Taking a cue from Fimoculous and Russell Ash, Time decided to get list crazy this year with the Top 10 of Everything (instead of the 50 list that the magazine chose last year).

There are far too many sets of enumerations to click through (especially since Time puts each separate item on it’s own impression-gaming page), so I’ll just relate the most relevant parts: an installment of My Damn Channel’s You Suck at Photoshop placed tenth in Top TV Episodes and Dr. Horrible’s Sing-Along Blog ranked #4 in Top TV Series. This, too, after Joss Whedon‘s online sensation took home the honor of being one of Time’s Best Inventions of the Year.

For Dr. Horrible, I think the honor at least kinda makes sense. The show has all the trappings of a quality TV series (Hollywood stars, top-notch production quality, excellent writing, etc.), just with a shorter season and on a smaller budget. In other words, it’s something you could picture actually seeing on television. You Suck at Photoshop, however, is not.
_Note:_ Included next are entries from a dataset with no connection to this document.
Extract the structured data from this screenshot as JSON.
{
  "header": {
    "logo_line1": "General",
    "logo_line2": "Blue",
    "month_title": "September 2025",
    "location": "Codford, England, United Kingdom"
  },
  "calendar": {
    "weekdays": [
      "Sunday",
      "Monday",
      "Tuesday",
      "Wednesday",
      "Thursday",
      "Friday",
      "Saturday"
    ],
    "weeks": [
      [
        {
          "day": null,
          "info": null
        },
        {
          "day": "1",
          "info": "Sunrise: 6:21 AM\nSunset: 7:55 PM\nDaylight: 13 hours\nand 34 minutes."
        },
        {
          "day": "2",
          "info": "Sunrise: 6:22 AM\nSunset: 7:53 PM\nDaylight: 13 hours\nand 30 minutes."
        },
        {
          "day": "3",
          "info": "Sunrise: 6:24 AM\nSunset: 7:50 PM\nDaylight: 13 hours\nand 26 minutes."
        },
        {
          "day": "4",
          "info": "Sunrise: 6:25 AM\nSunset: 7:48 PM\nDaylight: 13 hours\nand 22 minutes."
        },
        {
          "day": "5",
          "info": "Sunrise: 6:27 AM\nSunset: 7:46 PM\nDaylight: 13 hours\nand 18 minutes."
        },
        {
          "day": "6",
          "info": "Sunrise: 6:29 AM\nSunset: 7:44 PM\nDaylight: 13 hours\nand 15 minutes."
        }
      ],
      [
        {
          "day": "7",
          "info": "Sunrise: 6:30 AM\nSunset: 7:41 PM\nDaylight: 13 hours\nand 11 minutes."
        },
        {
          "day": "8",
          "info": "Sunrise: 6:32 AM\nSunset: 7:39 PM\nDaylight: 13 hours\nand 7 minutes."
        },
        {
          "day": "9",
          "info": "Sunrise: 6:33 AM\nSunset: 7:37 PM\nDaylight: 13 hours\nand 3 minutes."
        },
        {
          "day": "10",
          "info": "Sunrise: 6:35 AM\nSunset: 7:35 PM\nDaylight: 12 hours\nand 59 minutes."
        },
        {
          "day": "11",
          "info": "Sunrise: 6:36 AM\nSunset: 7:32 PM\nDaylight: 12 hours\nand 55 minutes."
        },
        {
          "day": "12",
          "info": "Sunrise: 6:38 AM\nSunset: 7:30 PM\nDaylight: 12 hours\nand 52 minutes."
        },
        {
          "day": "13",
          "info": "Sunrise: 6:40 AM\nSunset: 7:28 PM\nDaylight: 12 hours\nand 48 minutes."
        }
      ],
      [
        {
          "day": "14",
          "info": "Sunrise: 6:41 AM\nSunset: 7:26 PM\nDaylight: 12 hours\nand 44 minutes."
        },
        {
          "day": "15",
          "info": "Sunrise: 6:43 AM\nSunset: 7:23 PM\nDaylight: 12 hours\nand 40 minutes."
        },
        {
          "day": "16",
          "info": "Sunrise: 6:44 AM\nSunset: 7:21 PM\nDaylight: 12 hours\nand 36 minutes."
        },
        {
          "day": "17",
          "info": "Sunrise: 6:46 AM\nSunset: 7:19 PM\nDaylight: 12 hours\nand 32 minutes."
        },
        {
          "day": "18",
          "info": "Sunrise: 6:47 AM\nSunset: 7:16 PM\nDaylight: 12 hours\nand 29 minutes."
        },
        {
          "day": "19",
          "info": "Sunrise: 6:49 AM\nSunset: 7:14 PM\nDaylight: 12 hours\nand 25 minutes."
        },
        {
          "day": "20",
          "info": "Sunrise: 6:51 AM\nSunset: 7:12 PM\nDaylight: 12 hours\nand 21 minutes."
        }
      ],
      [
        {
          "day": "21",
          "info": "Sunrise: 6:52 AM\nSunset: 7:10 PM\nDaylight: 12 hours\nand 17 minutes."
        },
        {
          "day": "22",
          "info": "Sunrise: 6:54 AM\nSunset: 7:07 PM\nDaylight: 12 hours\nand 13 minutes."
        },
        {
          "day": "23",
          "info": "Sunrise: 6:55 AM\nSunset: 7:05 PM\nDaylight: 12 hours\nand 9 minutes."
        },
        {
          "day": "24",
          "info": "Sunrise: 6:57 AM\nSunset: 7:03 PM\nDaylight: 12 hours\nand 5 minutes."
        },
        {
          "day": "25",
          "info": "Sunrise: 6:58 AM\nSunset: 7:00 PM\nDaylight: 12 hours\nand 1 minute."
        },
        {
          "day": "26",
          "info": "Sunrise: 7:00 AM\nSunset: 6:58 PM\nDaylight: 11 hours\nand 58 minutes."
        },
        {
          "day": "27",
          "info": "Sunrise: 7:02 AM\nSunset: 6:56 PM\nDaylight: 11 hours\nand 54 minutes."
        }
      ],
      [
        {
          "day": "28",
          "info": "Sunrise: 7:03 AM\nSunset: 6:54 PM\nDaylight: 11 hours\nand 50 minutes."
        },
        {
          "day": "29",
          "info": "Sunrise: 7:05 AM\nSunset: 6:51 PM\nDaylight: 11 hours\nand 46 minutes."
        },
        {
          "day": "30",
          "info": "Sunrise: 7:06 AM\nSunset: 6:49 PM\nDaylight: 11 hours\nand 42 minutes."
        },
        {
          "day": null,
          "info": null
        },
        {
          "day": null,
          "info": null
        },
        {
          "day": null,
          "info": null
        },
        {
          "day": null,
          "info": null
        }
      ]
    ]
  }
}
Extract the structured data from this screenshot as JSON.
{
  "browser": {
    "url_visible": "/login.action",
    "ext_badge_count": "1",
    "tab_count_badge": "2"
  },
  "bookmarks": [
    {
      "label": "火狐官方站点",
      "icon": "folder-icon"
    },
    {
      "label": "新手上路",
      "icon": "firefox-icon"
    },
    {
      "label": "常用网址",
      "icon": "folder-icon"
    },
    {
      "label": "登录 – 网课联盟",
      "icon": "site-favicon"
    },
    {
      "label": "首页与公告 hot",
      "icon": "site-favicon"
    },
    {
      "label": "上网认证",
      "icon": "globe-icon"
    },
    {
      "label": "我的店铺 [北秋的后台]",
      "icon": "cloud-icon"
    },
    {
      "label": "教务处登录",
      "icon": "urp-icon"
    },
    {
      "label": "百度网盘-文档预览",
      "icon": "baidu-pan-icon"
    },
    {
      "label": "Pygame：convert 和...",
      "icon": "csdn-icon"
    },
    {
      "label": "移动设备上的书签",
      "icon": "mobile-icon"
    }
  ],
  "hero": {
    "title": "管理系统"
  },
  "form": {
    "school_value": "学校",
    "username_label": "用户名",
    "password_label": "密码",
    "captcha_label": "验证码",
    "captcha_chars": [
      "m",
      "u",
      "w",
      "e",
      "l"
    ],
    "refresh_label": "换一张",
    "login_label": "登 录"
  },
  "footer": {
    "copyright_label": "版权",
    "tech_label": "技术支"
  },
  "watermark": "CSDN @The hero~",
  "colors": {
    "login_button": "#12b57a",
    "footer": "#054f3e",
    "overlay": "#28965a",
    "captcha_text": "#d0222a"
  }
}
There’s no way this series would ever be on TV, and it’s not because of any deficiency in quality. You Suck at Photoshop is fantastic, but it’s sooooooo much an internet show that putting in a category with 30 Rock and Mad Men seems a misnomer, like Time’s critic James Poniewozik included the series to fulfill a new media quota.

The video elements of the “small-scale serial [that] packed in as much comedy and pathos as a TV series twenty times its length” are just a single portion of the product, an entry point for a more interactive entertainment experience. Creators Troy Hitch and Matt Beldsoe told me the best part about the show was the eBay auction for Donnie’s ring and the fact that users could contact Donnie and Sn4tchBuckl3r via Skype and have a conversation. The inherent interactivity of the inherent drove the look of the show and its storyline. It’s definitely not TV. It’s something different.

It’s great to see traditional media outlets take notice of online original web series and put them alongside traditional forms of entertainment (and in the not-so-distant future, there will be lists where you won’t be sure which shows are from what medium), but it still seems odd. It’s not a bad thing, just a bit off….like if I said Lost was one helluva web series.

I suppose that while the mediums converge and online video further develops, I’ll have to suffer some uncomfortable lists and less-than-perfect vocabulary. For now, I’ll just be thankful that Time included some internet video in its lists that goes beyond the Viral category.

Don't miss out on the next big story.

Get Tubefilter's Top Stories, Breaking News, and Event updates delivered straight to your inbox.

This information will never be shared with a third party